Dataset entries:
⟨

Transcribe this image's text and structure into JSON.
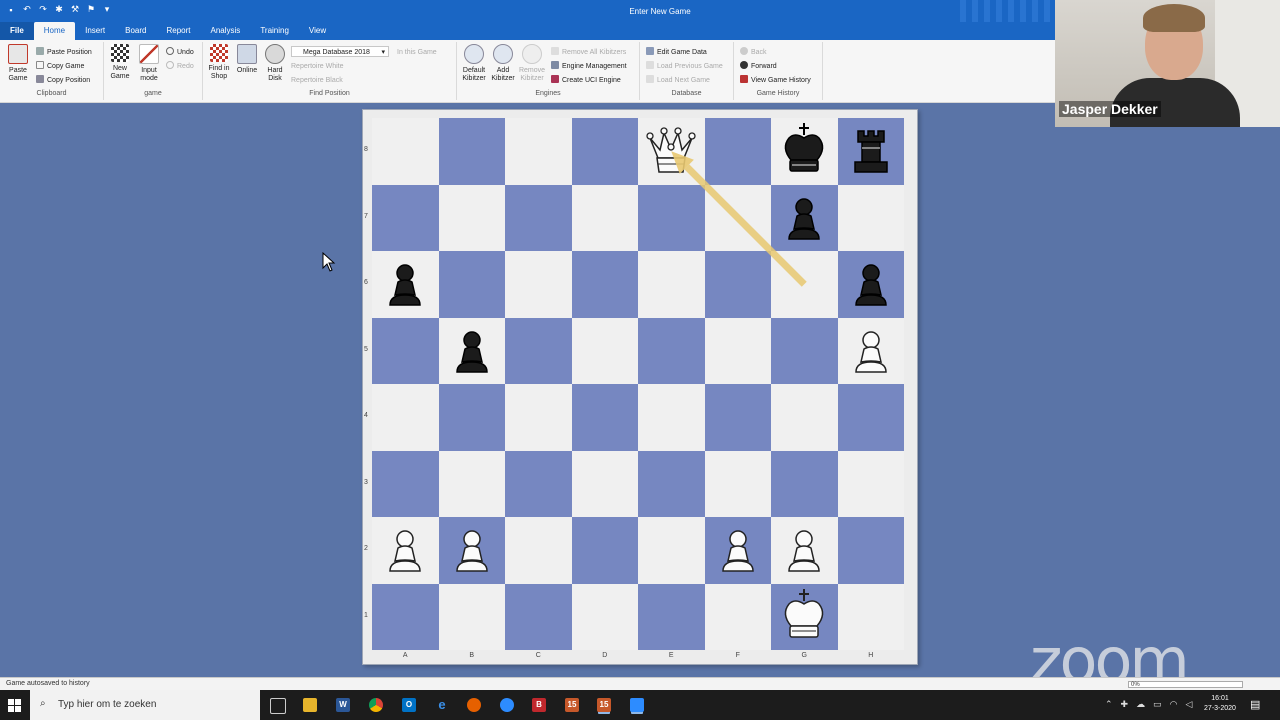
{
  "window": {
    "title": "Enter New Game"
  },
  "quick_access": [
    "save-icon",
    "undo-icon",
    "redo-icon",
    "settings-icon",
    "tools-icon",
    "flag-icon",
    "customize-icon"
  ],
  "tabs": [
    {
      "label": "File"
    },
    {
      "label": "Home"
    },
    {
      "label": "Insert"
    },
    {
      "label": "Board"
    },
    {
      "label": "Report"
    },
    {
      "label": "Analysis"
    },
    {
      "label": "Training"
    },
    {
      "label": "View"
    }
  ],
  "ribbon": {
    "clipboard": {
      "paste_game": "Paste Game",
      "paste_position": "Paste Position",
      "copy_game": "Copy Game",
      "copy_position": "Copy Position",
      "label": "Clipboard"
    },
    "game": {
      "new_game": "New Game",
      "input_mode": "Input mode",
      "undo": "Undo",
      "redo": "Redo",
      "label": "game"
    },
    "find_position": {
      "find_in_shop": "Find in Shop",
      "online": "Online",
      "hard_disk": "Hard Disk",
      "database": "Mega Database 2018",
      "in_this_game": "In this Game",
      "repertoire_white": "Repertoire White",
      "repertoire_black": "Repertoire Black",
      "label": "Find Position"
    },
    "engines": {
      "default_kibitzer": "Default Kibitzer",
      "add_kibitzer": "Add Kibitzer",
      "remove_kibitzer": "Remove Kibitzer",
      "remove_all": "Remove All Kibitzers",
      "engine_management": "Engine Management",
      "create_uci": "Create UCI Engine",
      "label": "Engines"
    },
    "database": {
      "edit_game_data": "Edit Game Data",
      "load_previous": "Load Previous Game",
      "load_next": "Load Next Game",
      "label": "Database"
    },
    "history": {
      "back": "Back",
      "forward": "Forward",
      "view_history": "View Game History",
      "label": "Game History"
    }
  },
  "webcam": {
    "name": "Jasper Dekker"
  },
  "board": {
    "files": [
      "A",
      "B",
      "C",
      "D",
      "E",
      "F",
      "G",
      "H"
    ],
    "ranks": [
      "8",
      "7",
      "6",
      "5",
      "4",
      "3",
      "2",
      "1"
    ],
    "pieces": [
      {
        "square": "e8",
        "piece": "queen",
        "color": "white"
      },
      {
        "square": "g8",
        "piece": "king",
        "color": "black"
      },
      {
        "square": "h8",
        "piece": "rook",
        "color": "black"
      },
      {
        "square": "g7",
        "piece": "pawn",
        "color": "black"
      },
      {
        "square": "a6",
        "piece": "pawn",
        "color": "black"
      },
      {
        "square": "h6",
        "piece": "pawn",
        "color": "black"
      },
      {
        "square": "b5",
        "piece": "pawn",
        "color": "black"
      },
      {
        "square": "h5",
        "piece": "pawn",
        "color": "white"
      },
      {
        "square": "a2",
        "piece": "pawn",
        "color": "white"
      },
      {
        "square": "b2",
        "piece": "pawn",
        "color": "white"
      },
      {
        "square": "f2",
        "piece": "pawn",
        "color": "white"
      },
      {
        "square": "g2",
        "piece": "pawn",
        "color": "white"
      },
      {
        "square": "g1",
        "piece": "king",
        "color": "white"
      }
    ],
    "arrow": {
      "from": "g6",
      "to": "e8",
      "color": "#e8c870"
    },
    "light_color": "#f0f0f0",
    "dark_color": "#7687c1"
  },
  "status": {
    "text": "Game autosaved to history",
    "progress": "0%"
  },
  "overlay": {
    "zoom": "zoom"
  },
  "taskbar": {
    "search_placeholder": "Typ hier om te zoeken",
    "apps": [
      "task-view-icon",
      "file-explorer-icon",
      "word-icon",
      "chrome-icon",
      "outlook-icon",
      "edge-icon",
      "firefox-icon",
      "vpn-icon",
      "b-app-icon",
      "chessbase-icon",
      "chessbase-active-icon",
      "zoom-icon"
    ],
    "time": "16:01",
    "date": "27-3-2020"
  }
}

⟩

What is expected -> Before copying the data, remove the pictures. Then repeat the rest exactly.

Problem solution ->
Transcribe this image's text and structure into JSON.
{
  "window": {
    "title": "Enter New Game"
  },
  "quick_access": [
    "save-icon",
    "undo-icon",
    "redo-icon",
    "settings-icon",
    "tools-icon",
    "flag-icon",
    "customize-icon"
  ],
  "tabs": [
    {
      "label": "File"
    },
    {
      "label": "Home"
    },
    {
      "label": "Insert"
    },
    {
      "label": "Board"
    },
    {
      "label": "Report"
    },
    {
      "label": "Analysis"
    },
    {
      "label": "Training"
    },
    {
      "label": "View"
    }
  ],
  "ribbon": {
    "clipboard": {
      "paste_game": "Paste Game",
      "paste_position": "Paste Position",
      "copy_game": "Copy Game",
      "copy_position": "Copy Position",
      "label": "Clipboard"
    },
    "game": {
      "new_game": "New Game",
      "input_mode": "Input mode",
      "undo": "Undo",
      "redo": "Redo",
      "label": "game"
    },
    "find_position": {
      "find_in_shop": "Find in Shop",
      "online": "Online",
      "hard_disk": "Hard Disk",
      "database": "Mega Database 2018",
      "in_this_game": "In this Game",
      "repertoire_white": "Repertoire White",
      "repertoire_black": "Repertoire Black",
      "label": "Find Position"
    },
    "engines": {
      "default_kibitzer": "Default Kibitzer",
      "add_kibitzer": "Add Kibitzer",
      "remove_kibitzer": "Remove Kibitzer",
      "remove_all": "Remove All Kibitzers",
      "engine_management": "Engine Management",
      "create_uci": "Create UCI Engine",
      "label": "Engines"
    },
    "database": {
      "edit_game_data": "Edit Game Data",
      "load_previous": "Load Previous Game",
      "load_next": "Load Next Game",
      "label": "Database"
    },
    "history": {
      "back": "Back",
      "forward": "Forward",
      "view_history": "View Game History",
      "label": "Game History"
    }
  },
  "webcam": {
    "name": "Jasper Dekker"
  },
  "board": {
    "files": [
      "A",
      "B",
      "C",
      "D",
      "E",
      "F",
      "G",
      "H"
    ],
    "ranks": [
      "8",
      "7",
      "6",
      "5",
      "4",
      "3",
      "2",
      "1"
    ],
    "pieces": [
      {
        "square": "e8",
        "piece": "queen",
        "color": "white"
      },
      {
        "square": "g8",
        "piece": "king",
        "color": "black"
      },
      {
        "square": "h8",
        "piece": "rook",
        "color": "black"
      },
      {
        "square": "g7",
        "piece": "pawn",
        "color": "black"
      },
      {
        "square": "a6",
        "piece": "pawn",
        "color": "black"
      },
      {
        "square": "h6",
        "piece": "pawn",
        "color": "black"
      },
      {
        "square": "b5",
        "piece": "pawn",
        "color": "black"
      },
      {
        "square": "h5",
        "piece": "pawn",
        "color": "white"
      },
      {
        "square": "a2",
        "piece": "pawn",
        "color": "white"
      },
      {
        "square": "b2",
        "piece": "pawn",
        "color": "white"
      },
      {
        "square": "f2",
        "piece": "pawn",
        "color": "white"
      },
      {
        "square": "g2",
        "piece": "pawn",
        "color": "white"
      },
      {
        "square": "g1",
        "piece": "king",
        "color": "white"
      }
    ],
    "arrow": {
      "from": "g6",
      "to": "e8",
      "color": "#e8c870"
    },
    "light_color": "#f0f0f0",
    "dark_color": "#7687c1"
  },
  "status": {
    "text": "Game autosaved to history",
    "progress": "0%"
  },
  "overlay": {
    "zoom": "zoom"
  },
  "taskbar": {
    "search_placeholder": "Typ hier om te zoeken",
    "apps": [
      "task-view-icon",
      "file-explorer-icon",
      "word-icon",
      "chrome-icon",
      "outlook-icon",
      "edge-icon",
      "firefox-icon",
      "vpn-icon",
      "b-app-icon",
      "chessbase-icon",
      "chessbase-active-icon",
      "zoom-icon"
    ],
    "time": "16:01",
    "date": "27-3-2020"
  }
}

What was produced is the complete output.